On January 9, the people of Southern Sudan started voting to become the world’s newest country and the first new African nation in decades. The voting stems from the 2005 Comprehensive Peace Agreement (CPA); and the expected outcome, assumed to result in the south’s independence, will have an enormous impact on the economies of both new nations. Particularly with looming matters of oil, border and conflict control, cooperation between North and South Sudan will be of utmost importance for their development and economic success.

As a whole, Sudan has seen GDP growth of over 10 percent in recent years, mainly due to its increasing oil production. Sudan is Africa’s third largest producer of oil, with 75 percent of this production coming from the south. The 2005 CPA determined that the country’s oil income, which amounted to around $4.5 billion from January through September of 2010, should be divided evenly between the north and south. Although this oil income makes up around half of the north’s government revenue, it is a whopping 98 percent of the souths. Despite most of the oil-producing regions being in the south, the south’s lack of infrastructure to export the oil, and its inability to quickly address this issue, necessitates cooperation with the north. Controversy over this income—how much it is and how it would be divided after a successful referendum—has been circling the media for weeks.

Oil, however, is not the only problem that these two potentially separate countries will have to face. Border conflict is an issue of utmost concern, as demonstrated in the last two days of elections. News sources indicate that since voting began Sunday, an estimated 60 people have been killed near the Abyei border due to clashes with Arab pastoralist nomadic populations. This oil-rich area is supposed to have its own referendum to determine to which nation it will belong, but in the meantime Abyei, described as the border’s “powder keg,” is so far living up to its name.

Apart from oil and conflict over oil-rich border areas, there are even more details that will need to be carefully managed going forward, specifically when considering the development and economies of the north and south. The north could potentially suffer from a huge decrease in government revenue, and the new south will definitely feel the effects of its lack of institutions, infrastructure and skilled human capital. Over half the population of the south lives on less than $1 a day; an estimated 85 percent of the southern population is illiterate; paved roads within the south are scarce—sources state there are only 60km of asphalt roads; and the government in Juba will face an uphill battle with subpar institutions available.

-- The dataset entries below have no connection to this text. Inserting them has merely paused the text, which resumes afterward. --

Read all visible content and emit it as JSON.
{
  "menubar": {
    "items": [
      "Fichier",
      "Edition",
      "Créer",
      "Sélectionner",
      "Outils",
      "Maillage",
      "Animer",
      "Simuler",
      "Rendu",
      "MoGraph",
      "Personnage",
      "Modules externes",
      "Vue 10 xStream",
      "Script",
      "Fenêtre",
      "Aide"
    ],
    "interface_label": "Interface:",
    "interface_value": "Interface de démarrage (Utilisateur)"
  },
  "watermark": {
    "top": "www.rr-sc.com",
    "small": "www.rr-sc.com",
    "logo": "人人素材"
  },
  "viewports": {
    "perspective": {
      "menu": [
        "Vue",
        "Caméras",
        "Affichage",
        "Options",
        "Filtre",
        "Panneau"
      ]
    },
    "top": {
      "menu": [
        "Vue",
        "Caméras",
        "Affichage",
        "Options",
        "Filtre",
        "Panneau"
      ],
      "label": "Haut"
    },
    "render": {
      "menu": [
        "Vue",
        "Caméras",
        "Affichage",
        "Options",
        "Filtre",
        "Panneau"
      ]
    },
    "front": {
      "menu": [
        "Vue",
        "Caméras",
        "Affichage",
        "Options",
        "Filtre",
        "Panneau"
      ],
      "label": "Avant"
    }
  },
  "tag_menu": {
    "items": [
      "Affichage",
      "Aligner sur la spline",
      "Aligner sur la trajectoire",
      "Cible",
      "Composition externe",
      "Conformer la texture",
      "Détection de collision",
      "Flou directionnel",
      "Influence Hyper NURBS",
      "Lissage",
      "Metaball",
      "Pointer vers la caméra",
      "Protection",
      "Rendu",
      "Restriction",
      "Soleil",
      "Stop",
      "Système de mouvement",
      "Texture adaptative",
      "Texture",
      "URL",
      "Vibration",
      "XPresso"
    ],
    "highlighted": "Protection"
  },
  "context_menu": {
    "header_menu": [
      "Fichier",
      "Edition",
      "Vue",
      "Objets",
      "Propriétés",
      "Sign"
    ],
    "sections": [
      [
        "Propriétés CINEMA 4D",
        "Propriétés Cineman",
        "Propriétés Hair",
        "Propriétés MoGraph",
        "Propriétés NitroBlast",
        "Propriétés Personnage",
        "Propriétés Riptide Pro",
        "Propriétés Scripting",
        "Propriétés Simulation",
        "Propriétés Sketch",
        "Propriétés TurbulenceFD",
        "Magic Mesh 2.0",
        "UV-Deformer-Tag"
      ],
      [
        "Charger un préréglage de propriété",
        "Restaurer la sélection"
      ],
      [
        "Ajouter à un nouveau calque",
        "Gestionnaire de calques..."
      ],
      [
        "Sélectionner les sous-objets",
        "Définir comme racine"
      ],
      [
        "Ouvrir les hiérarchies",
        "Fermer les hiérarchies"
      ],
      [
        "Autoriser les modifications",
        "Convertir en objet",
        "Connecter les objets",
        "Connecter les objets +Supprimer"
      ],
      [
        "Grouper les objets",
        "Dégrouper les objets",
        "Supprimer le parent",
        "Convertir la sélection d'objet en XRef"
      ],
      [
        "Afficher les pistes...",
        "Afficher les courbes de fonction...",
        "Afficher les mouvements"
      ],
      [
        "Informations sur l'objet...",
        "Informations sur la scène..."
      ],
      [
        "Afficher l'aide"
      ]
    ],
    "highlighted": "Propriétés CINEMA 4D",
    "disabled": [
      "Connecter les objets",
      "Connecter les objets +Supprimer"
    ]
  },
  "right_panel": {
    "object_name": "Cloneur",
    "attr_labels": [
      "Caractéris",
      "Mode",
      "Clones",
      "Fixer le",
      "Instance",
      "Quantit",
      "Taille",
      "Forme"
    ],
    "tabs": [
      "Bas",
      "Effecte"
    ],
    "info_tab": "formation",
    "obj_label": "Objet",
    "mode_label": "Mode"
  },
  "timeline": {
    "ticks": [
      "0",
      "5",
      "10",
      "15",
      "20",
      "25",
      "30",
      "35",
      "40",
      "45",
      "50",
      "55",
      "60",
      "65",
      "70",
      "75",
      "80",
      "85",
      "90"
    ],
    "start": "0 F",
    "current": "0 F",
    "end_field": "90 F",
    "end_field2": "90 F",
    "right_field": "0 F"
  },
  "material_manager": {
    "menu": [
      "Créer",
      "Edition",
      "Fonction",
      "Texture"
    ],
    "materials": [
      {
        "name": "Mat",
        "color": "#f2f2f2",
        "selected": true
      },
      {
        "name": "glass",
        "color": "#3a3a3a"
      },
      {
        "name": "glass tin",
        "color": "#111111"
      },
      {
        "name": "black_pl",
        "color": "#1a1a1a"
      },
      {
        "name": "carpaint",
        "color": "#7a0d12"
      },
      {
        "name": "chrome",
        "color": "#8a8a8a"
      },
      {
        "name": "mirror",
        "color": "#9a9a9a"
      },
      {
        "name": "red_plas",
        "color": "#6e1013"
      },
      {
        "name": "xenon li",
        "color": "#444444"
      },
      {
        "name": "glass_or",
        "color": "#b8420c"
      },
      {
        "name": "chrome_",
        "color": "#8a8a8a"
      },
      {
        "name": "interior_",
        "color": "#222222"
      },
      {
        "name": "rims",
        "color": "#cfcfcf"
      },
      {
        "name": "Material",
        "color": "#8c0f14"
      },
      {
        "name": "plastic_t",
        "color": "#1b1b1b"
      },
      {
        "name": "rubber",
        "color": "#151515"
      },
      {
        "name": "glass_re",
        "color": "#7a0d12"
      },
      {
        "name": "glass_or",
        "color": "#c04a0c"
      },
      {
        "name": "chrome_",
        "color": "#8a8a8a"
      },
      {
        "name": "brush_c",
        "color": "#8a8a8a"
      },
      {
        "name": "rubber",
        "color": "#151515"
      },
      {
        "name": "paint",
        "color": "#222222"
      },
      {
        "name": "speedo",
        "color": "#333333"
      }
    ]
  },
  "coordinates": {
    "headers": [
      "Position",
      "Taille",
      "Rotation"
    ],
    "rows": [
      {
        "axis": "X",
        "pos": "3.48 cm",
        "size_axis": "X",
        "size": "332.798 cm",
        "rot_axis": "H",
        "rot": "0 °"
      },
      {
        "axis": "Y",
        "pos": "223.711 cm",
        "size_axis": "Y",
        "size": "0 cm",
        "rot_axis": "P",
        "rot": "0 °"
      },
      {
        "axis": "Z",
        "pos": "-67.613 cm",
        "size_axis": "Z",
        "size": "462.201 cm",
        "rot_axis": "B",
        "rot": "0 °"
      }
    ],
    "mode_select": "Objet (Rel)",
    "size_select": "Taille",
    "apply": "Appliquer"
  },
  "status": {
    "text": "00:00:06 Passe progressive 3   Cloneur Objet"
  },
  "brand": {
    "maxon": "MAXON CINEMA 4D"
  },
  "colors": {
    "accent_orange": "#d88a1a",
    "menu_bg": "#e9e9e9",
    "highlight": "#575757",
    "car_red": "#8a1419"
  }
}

However, progress is being made toward succeeding as separate states. Khartoum has reportedly begun making changes to try and offset the upcoming financial setbacks—the parliament approved austerity measures that will include cuts in government spending, sales of state-owned companies and shares, and reductions of senior state employee salaries by around 25 percent. The south, despite the aforementioned ominous statistics, has actually moved forward since 2005 thanks in part to donors that helped the region build basic roads, increase school attendance and set up 29 ministries. And its outlook is bright: U.S. sanctions on the country should lift soon, allowing for more investment from abroad if the referendum goes smoothly; the nation plans to double its oil output in the next three years from 450 thousand barrels a day to 1 million barrels a day; and a research note from DaMina Advisors LLP mentioned that the south is thought to have “abundant” mineral deposits including marble, gypsum and chromite.

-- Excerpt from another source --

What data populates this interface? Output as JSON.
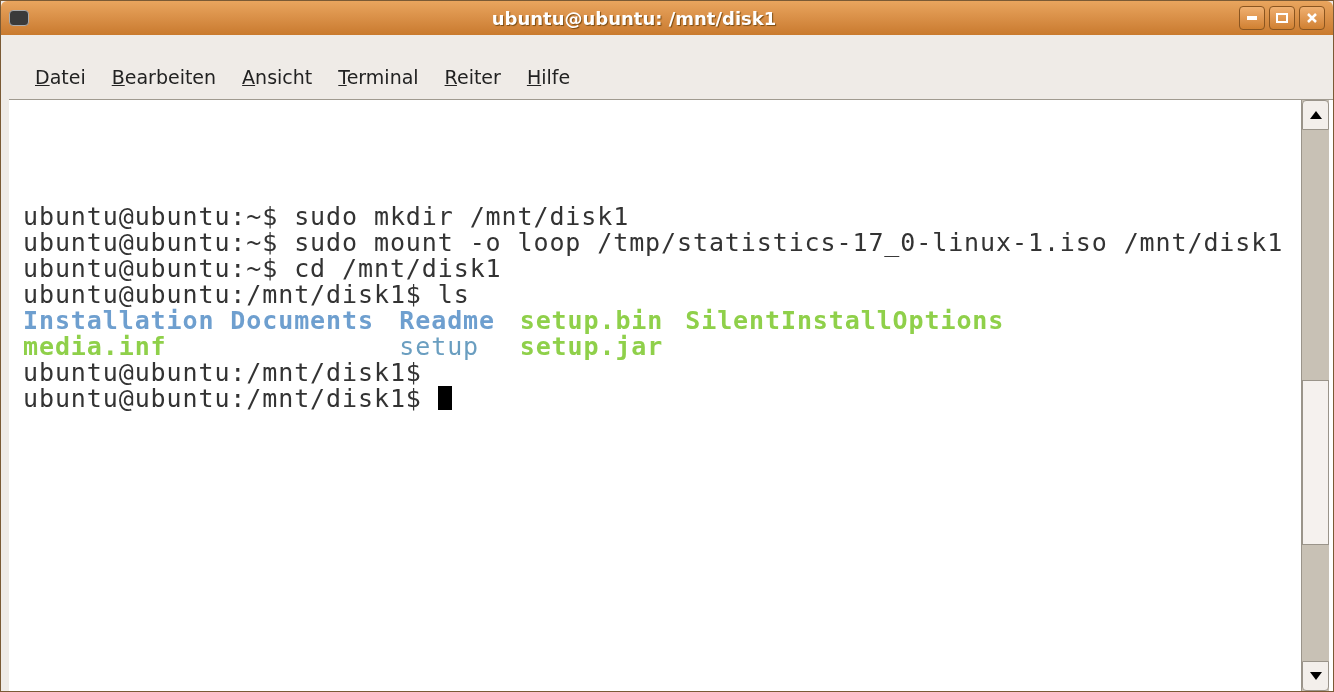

These positive notes should indicate that both North and South Sudan have the potential for economic success, separately, as long as they continue to support one another. Their shared oil interests and forthcoming border agreements mean that their need for cooperation with one another will be essential. Transparency in the oil industry is intensely important. Unarguably, for the time being, a new South Sudan must cooperate with the north to ensure that oil continues to be exported and produced, but reporting a 26 percent production calculation discrepancy will not be sustainable for two such intertwined economies. The contentious border and security issues must, of course, be addressed ever so delicately in the months to come, especially when considering a return to war is estimated to cost Sudan more than $100 billion. The north and south must work together if they want to grow as independent nations. As ballots continue to be cast, let both sides remember what they can gain from cooperation.